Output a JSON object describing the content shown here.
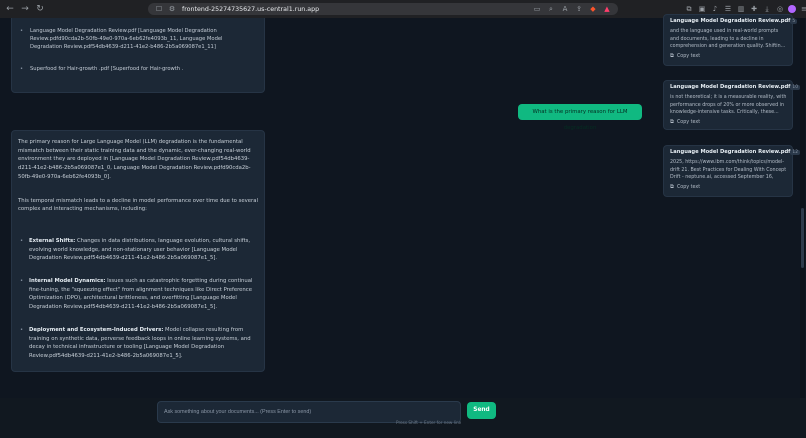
{
  "browser": {
    "url": "frontend-25274735627.us-central1.run.app",
    "icons": {
      "back": "←",
      "forward": "→",
      "reload": "↻",
      "bookmark": "☐",
      "site_info": "⚙"
    }
  },
  "chat": {
    "top_sources": [
      "Language Model Degradation Review.pdf [Language Model Degradation Review.pdfd90cda2b-50fb-49e0-970a-6eb62fe4093b_11, Language Model Degradation Review.pdf54db4639-d211-41e2-b486-2b5a069087e1_11]",
      "Superfood for Hair-growth .pdf [Superfood for Hair-growth ."
    ],
    "user_message": "What is the primary reason for LLM degradation",
    "answer": {
      "para1": "The primary reason for Large Language Model (LLM) degradation is the fundamental mismatch between their static training data and the dynamic, ever-changing real-world environment they are deployed in [Language Model Degradation Review.pdf54db4639-d211-41e2-b486-2b5a069087e1_0, Language Model Degradation Review.pdfd90cda2b-50fb-49e0-970a-6eb62fe4093b_0].",
      "para2": "This temporal mismatch leads to a decline in model performance over time due to several complex and interacting mechanisms, including:",
      "bullets": [
        {
          "title": "External Shifts:",
          "text": " Changes in data distributions, language evolution, cultural shifts, evolving world knowledge, and non-stationary user behavior [Language Model Degradation Review.pdf54db4639-d211-41e2-b486-2b5a069087e1_5]."
        },
        {
          "title": "Internal Model Dynamics:",
          "text": " Issues such as catastrophic forgetting during continual fine-tuning, the \"squeezing effect\" from alignment techniques like Direct Preference Optimization (DPO), architectural brittleness, and overfitting [Language Model Degradation Review.pdf54db4639-d211-41e2-b486-2b5a069087e1_5]."
        },
        {
          "title": "Deployment and Ecosystem-Induced Drivers:",
          "text": " Model collapse resulting from training on synthetic data, perverse feedback loops in online learning systems, and decay in technical infrastructure or tooling [Language Model Degradation Review.pdf54db4639-d211-41e2-b486-2b5a069087e1_5]."
        }
      ]
    }
  },
  "sources_panel": {
    "cards": [
      {
        "title": "Language Model Degradation Review.pdf",
        "score": "5",
        "snippet": "and the language used in real-world prompts and documents, leading to a decline in comprehension and generation quality. Shiftin...",
        "copy_label": "Copy text"
      },
      {
        "title": "Language Model Degradation Review.pdf",
        "score": "10",
        "snippet": "is not theoretical; it is a measurable reality, with performance drops of 20% or more observed in knowledge-intensive tasks. Critically, these...",
        "copy_label": "Copy text"
      },
      {
        "title": "Language Model Degradation Review.pdf",
        "score": "12",
        "snippet": "2025, https://www.ibm.com/think/topics/model-drift 21. Best Practices for Dealing With Concept Drift - neptune.ai, accessed September 16, 202...",
        "copy_label": "Copy text"
      }
    ]
  },
  "composer": {
    "placeholder": "Ask something about your documents... (Press Enter to send)",
    "send_label": "Send",
    "hint": "Press Shift + Enter for new line"
  },
  "colors": {
    "accent": "#10b981",
    "background": "#0f1620",
    "card": "#1c2836"
  }
}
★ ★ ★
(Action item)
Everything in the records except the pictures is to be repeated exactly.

(Result for this task)
Output a JSON object describing the content shown here.
{
  "browser": {
    "url": "frontend-25274735627.us-central1.run.app",
    "icons": {
      "back": "←",
      "forward": "→",
      "reload": "↻",
      "bookmark": "☐",
      "site_info": "⚙"
    }
  },
  "chat": {
    "top_sources": [
      "Language Model Degradation Review.pdf [Language Model Degradation Review.pdfd90cda2b-50fb-49e0-970a-6eb62fe4093b_11, Language Model Degradation Review.pdf54db4639-d211-41e2-b486-2b5a069087e1_11]",
      "Superfood for Hair-growth .pdf [Superfood for Hair-growth ."
    ],
    "user_message": "What is the primary reason for LLM degradation",
    "answer": {
      "para1": "The primary reason for Large Language Model (LLM) degradation is the fundamental mismatch between their static training data and the dynamic, ever-changing real-world environment they are deployed in [Language Model Degradation Review.pdf54db4639-d211-41e2-b486-2b5a069087e1_0, Language Model Degradation Review.pdfd90cda2b-50fb-49e0-970a-6eb62fe4093b_0].",
      "para2": "This temporal mismatch leads to a decline in model performance over time due to several complex and interacting mechanisms, including:",
      "bullets": [
        {
          "title": "External Shifts:",
          "text": " Changes in data distributions, language evolution, cultural shifts, evolving world knowledge, and non-stationary user behavior [Language Model Degradation Review.pdf54db4639-d211-41e2-b486-2b5a069087e1_5]."
        },
        {
          "title": "Internal Model Dynamics:",
          "text": " Issues such as catastrophic forgetting during continual fine-tuning, the \"squeezing effect\" from alignment techniques like Direct Preference Optimization (DPO), architectural brittleness, and overfitting [Language Model Degradation Review.pdf54db4639-d211-41e2-b486-2b5a069087e1_5]."
        },
        {
          "title": "Deployment and Ecosystem-Induced Drivers:",
          "text": " Model collapse resulting from training on synthetic data, perverse feedback loops in online learning systems, and decay in technical infrastructure or tooling [Language Model Degradation Review.pdf54db4639-d211-41e2-b486-2b5a069087e1_5]."
        }
      ]
    }
  },
  "sources_panel": {
    "cards": [
      {
        "title": "Language Model Degradation Review.pdf",
        "score": "5",
        "snippet": "and the language used in real-world prompts and documents, leading to a decline in comprehension and generation quality. Shiftin...",
        "copy_label": "Copy text"
      },
      {
        "title": "Language Model Degradation Review.pdf",
        "score": "10",
        "snippet": "is not theoretical; it is a measurable reality, with performance drops of 20% or more observed in knowledge-intensive tasks. Critically, these...",
        "copy_label": "Copy text"
      },
      {
        "title": "Language Model Degradation Review.pdf",
        "score": "12",
        "snippet": "2025, https://www.ibm.com/think/topics/model-drift 21. Best Practices for Dealing With Concept Drift - neptune.ai, accessed September 16, 202...",
        "copy_label": "Copy text"
      }
    ]
  },
  "composer": {
    "placeholder": "Ask something about your documents... (Press Enter to send)",
    "send_label": "Send",
    "hint": "Press Shift + Enter for new line"
  },
  "colors": {
    "accent": "#10b981",
    "background": "#0f1620",
    "card": "#1c2836"
  }
}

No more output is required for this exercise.